a search on the history of Anaconda, which is today owned by the Atlantic Richfield Company (ARCO), what dominates
is the harm done to workers and to the environment. The short video below is one of the less vicious reports on the
company's operations in Butte, Montana and in Chile.
COPPER... Time's friendly enemy
Time and copper get along well together - because of one simple reason: Copper chooses to ignore time completely.
For nature has given copper the great quality of almost eternal youth - the ability to resist the slow but
steady ravages of the elements, for centuries if need be.
How fortunate it is that so permanent a metal
meets so many vital needs in our modern way of life! For we depend on copper to bring us the benefits of electricity...
the conveniences of communication and transportation ... the comforts of ever-present water, warmth and refrigeration
in millions of our homes.
American industry, too, counts on brass and bronze, two important alloys of copper,
to provide it with highly "workable," durable and attractive raw materials for manufacturing finished products.
Is it any wonder then, that Anaconda, first in copper; brass and bronze, takes such pride and satisfaction
in these products of its mines and mills? For what other metal can give the world so much lasting service and satisfaction
- as copper?
As with many forms of mining back in the day, miners were subject to very hazardous conditions, lived in company towns
in company houses, sent their kids to company schools, and bought their groceries at company stores. It was a rough
life, and we who enjoy the abundant freedoms and conveniences availed to us today owe a huge debt of gratitude to
them. Their contributions helped build a strong and prosperous America. Over time, conditions improved to the point
where U.S. companies could no long afford to comply with all the burdensome regulations and also earn enough of a
profit to stay in business here. The good news was they are finally completely safeguarded from the hazards of mining.
The bad news is now workers in other countries who today exist under conditions similar to our early miners' conditions
now do the hard, dangerous work while our people greet shoppers at Walmart, where products built in yet other countries
by workers being similarly exploited (according to modern definitions) using those raw materials, produce the inexpensive
items that appear on the store's shelves.
We in advanced society are OK with the exploitation of human beings
so far away that they never enter our conscience. Witness the Occupy Wall Street crowd living in and using high tech
camping gear, keeping in touch on their iPhones and WiFi-connected notebook computers, wearing clothing manufactured
in sweatshops, and eating food at least in part prepared using imported ingredients, served in styrofoam containers,
and arriving and departing in vehicles spewing tons of evil greenhouse gases. Everyone to some degree does the same
thing, but not everyone is as hypocritical as OWS types.
What is my point? Just this: Sure, some jobs require
a degree of risk, but many - if not most - people, regardless of where they live, are willing to trade off risk for
opportunity. That includes Americans who would prefer an honest day's pay over a government check and food stamps.
If our overbearing government, filled to overflowing with obnoxious, do-good busybodies, would ease some of the crippling
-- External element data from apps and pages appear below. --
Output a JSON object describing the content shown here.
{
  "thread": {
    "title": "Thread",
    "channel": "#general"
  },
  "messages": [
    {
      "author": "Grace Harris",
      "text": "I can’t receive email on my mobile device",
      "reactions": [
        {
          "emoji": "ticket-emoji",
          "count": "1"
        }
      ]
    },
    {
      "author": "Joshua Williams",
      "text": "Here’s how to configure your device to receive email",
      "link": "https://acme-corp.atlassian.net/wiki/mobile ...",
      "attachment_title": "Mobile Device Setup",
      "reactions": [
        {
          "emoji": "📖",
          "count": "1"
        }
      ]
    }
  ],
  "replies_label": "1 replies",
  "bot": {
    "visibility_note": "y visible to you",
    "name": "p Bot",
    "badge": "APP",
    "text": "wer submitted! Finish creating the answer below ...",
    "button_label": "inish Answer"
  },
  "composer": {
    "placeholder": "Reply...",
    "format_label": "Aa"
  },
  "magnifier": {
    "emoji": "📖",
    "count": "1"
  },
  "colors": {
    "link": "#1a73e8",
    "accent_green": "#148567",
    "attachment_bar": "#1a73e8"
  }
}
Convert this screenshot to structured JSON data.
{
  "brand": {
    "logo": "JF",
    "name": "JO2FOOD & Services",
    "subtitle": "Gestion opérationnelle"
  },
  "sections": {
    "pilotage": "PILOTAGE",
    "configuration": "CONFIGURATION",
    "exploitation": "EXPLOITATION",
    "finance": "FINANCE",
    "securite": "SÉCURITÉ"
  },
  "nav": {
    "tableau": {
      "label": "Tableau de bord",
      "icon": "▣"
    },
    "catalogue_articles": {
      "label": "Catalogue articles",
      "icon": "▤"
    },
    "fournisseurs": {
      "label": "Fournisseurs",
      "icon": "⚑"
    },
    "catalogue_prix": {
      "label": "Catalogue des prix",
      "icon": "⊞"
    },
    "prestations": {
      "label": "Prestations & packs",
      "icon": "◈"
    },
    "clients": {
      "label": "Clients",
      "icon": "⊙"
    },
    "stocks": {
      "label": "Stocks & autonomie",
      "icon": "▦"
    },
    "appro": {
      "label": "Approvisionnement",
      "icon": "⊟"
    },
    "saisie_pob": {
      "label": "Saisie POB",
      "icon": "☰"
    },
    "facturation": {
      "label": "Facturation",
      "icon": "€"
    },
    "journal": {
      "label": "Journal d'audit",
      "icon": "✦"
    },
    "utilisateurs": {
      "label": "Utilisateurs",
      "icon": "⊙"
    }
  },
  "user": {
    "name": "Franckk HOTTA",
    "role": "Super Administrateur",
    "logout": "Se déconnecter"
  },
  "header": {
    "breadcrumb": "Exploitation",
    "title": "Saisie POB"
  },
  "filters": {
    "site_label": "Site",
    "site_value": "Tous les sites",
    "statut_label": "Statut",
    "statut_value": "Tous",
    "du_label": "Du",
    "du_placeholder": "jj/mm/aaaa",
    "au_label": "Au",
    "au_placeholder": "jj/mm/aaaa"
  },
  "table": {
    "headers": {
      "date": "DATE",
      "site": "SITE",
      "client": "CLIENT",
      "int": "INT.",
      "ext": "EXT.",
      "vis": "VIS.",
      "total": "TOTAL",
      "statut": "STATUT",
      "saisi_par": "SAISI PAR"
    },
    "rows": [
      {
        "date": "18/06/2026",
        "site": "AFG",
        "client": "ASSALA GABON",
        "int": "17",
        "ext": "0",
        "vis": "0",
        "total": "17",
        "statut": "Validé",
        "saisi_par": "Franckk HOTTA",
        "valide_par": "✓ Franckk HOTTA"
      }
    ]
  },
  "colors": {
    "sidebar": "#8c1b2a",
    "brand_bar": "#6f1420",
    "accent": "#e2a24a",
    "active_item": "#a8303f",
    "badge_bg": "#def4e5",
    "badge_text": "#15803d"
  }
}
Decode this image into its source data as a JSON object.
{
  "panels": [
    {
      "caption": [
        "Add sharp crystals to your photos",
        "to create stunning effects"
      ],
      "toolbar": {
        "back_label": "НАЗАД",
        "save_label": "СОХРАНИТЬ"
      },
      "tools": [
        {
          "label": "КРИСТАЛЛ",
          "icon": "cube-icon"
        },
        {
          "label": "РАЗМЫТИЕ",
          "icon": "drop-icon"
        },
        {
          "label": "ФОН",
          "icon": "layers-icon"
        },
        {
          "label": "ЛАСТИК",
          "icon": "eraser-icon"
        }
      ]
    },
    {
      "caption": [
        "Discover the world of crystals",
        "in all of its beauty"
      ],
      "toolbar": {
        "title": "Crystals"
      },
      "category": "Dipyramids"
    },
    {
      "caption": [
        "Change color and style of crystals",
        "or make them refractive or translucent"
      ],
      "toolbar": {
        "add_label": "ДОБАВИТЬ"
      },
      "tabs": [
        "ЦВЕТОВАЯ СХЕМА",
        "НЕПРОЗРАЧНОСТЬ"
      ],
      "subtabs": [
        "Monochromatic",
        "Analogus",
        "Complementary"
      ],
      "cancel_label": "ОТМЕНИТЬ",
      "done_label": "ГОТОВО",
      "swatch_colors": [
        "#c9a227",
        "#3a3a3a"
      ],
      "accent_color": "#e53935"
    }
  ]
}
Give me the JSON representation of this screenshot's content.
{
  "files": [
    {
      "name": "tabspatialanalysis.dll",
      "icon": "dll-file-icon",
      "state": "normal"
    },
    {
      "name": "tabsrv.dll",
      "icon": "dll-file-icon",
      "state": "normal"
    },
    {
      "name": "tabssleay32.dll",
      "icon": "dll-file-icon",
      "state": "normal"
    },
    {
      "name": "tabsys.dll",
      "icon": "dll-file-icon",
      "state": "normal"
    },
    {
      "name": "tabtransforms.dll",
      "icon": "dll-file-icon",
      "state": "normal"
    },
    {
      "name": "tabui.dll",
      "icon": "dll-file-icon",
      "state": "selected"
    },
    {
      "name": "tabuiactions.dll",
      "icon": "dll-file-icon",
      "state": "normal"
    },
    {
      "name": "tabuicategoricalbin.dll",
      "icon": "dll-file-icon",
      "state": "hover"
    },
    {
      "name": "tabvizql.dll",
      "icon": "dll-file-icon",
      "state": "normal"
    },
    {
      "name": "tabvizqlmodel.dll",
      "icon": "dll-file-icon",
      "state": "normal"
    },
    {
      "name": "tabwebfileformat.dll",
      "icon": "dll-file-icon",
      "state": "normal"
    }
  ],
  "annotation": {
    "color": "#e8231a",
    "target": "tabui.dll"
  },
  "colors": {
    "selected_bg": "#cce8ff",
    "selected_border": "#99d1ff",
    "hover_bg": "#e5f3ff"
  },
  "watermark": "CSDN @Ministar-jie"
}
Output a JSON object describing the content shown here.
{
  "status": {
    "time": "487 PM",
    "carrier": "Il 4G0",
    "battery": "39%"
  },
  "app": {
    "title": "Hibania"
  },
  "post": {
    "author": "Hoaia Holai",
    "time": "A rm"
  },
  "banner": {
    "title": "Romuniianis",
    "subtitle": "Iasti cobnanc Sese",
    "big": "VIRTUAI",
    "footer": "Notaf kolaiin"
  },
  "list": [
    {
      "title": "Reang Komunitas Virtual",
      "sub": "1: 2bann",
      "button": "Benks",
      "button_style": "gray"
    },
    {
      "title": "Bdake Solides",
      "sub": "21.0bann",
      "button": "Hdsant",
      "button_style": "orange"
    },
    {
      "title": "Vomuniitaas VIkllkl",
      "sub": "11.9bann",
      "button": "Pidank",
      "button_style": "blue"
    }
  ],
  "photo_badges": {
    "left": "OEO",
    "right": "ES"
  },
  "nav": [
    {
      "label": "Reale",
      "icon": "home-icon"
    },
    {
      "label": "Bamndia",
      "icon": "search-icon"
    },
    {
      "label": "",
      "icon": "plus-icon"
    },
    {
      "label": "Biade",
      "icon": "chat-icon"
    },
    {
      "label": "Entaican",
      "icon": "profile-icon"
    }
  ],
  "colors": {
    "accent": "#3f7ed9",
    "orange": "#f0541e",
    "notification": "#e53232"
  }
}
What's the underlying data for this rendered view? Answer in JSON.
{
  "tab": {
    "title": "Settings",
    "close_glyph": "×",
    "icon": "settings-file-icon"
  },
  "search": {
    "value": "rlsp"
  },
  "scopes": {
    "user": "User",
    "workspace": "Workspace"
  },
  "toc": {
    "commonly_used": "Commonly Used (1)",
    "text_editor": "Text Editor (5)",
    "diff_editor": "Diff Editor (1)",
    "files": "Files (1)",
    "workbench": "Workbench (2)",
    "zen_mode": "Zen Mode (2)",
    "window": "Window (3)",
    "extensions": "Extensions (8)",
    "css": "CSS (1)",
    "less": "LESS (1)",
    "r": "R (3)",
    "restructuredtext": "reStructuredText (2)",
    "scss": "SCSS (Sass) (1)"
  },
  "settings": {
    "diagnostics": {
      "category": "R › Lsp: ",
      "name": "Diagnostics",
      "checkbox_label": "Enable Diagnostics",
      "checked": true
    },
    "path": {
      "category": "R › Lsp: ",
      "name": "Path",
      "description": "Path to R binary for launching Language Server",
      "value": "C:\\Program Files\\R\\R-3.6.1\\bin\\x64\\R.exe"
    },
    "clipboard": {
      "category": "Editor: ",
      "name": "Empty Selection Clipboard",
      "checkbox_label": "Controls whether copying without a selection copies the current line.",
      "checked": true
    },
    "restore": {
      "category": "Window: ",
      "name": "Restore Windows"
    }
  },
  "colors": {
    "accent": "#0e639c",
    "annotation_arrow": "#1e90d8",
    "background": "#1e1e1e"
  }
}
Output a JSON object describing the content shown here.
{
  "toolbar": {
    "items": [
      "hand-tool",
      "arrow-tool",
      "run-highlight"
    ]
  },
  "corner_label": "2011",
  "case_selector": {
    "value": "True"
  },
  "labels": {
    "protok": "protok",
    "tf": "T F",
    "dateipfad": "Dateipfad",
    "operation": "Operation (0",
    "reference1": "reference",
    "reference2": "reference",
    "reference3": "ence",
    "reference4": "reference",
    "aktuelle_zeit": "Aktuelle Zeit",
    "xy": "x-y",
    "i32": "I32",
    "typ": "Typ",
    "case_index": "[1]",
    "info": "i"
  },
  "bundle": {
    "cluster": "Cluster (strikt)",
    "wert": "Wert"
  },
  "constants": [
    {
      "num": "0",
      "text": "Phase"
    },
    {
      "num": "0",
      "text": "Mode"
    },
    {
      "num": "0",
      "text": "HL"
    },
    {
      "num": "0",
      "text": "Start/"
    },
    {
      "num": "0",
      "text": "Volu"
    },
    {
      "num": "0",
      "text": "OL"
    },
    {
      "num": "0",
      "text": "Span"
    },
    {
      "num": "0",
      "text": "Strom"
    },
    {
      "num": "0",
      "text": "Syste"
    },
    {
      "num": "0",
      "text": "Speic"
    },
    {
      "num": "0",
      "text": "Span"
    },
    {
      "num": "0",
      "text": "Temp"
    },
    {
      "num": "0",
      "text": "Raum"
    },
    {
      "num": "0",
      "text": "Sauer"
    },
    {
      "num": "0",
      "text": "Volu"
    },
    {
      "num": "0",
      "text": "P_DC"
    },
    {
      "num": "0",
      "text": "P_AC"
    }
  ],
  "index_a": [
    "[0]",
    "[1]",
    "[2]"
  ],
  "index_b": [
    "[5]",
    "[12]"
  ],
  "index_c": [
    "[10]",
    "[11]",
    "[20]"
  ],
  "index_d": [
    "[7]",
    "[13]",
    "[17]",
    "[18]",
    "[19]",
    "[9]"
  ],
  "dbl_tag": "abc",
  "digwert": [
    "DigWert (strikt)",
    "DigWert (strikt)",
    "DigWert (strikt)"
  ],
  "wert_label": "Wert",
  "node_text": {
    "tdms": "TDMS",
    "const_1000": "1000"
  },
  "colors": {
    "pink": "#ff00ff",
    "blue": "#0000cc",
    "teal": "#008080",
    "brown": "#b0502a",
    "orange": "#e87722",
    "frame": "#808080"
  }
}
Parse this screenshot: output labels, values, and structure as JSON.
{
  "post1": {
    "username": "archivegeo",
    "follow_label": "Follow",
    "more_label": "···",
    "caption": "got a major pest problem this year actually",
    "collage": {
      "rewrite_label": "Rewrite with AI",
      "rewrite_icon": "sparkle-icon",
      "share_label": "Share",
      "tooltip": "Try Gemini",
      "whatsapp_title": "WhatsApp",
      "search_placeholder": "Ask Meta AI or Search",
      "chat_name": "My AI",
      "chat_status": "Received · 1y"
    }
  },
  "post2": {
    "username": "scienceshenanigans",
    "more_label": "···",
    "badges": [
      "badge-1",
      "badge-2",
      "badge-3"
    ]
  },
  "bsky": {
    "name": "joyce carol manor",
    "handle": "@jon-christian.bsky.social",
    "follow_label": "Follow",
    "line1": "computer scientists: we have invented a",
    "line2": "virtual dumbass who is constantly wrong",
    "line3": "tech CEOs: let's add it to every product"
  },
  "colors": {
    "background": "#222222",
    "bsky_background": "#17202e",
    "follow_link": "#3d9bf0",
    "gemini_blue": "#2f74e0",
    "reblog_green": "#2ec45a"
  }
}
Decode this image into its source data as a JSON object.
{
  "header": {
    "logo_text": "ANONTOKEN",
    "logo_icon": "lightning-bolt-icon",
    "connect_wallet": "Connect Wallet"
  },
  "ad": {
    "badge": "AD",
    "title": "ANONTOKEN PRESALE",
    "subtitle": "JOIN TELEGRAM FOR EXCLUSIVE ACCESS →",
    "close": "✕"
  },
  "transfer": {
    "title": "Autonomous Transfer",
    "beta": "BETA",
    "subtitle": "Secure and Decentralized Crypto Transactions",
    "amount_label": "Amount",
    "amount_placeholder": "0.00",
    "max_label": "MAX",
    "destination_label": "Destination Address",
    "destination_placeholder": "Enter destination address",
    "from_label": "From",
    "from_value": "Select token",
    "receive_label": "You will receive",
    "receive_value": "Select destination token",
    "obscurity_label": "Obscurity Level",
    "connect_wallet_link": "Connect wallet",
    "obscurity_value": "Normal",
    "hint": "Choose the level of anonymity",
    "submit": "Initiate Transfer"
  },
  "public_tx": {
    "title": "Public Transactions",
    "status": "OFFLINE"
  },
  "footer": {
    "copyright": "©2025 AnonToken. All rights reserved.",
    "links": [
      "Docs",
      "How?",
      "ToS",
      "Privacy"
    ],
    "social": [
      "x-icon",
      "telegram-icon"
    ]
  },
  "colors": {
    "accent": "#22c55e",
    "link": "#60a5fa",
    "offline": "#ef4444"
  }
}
regulations that have forced productive industries out of the country, the economy could quickly turn around. They
believe themselves to be smarter than everybody else and that they have an obligation to babysit the stupid masses;
i.e., common citizens. No, I do not advocate reinstituting processes that massively pollute lakes and rivers, air,
and soil; however, science has come a long way since the turn of the last century that would allow an equitable and
reasonable tradeoff of productivity and ecological damage. Research into new and improved methods to both increase
productivity and reduce waste would continue at the same time. A strong American economy will "bring good things to
life" worldwide. Unless we all return to wearing animal skins and foraging for berries, there will always be some
harm done to the ecosystem just by virtue of our existence.
Video: Anaconda Copper Mines in Butte, Montana, and in Chile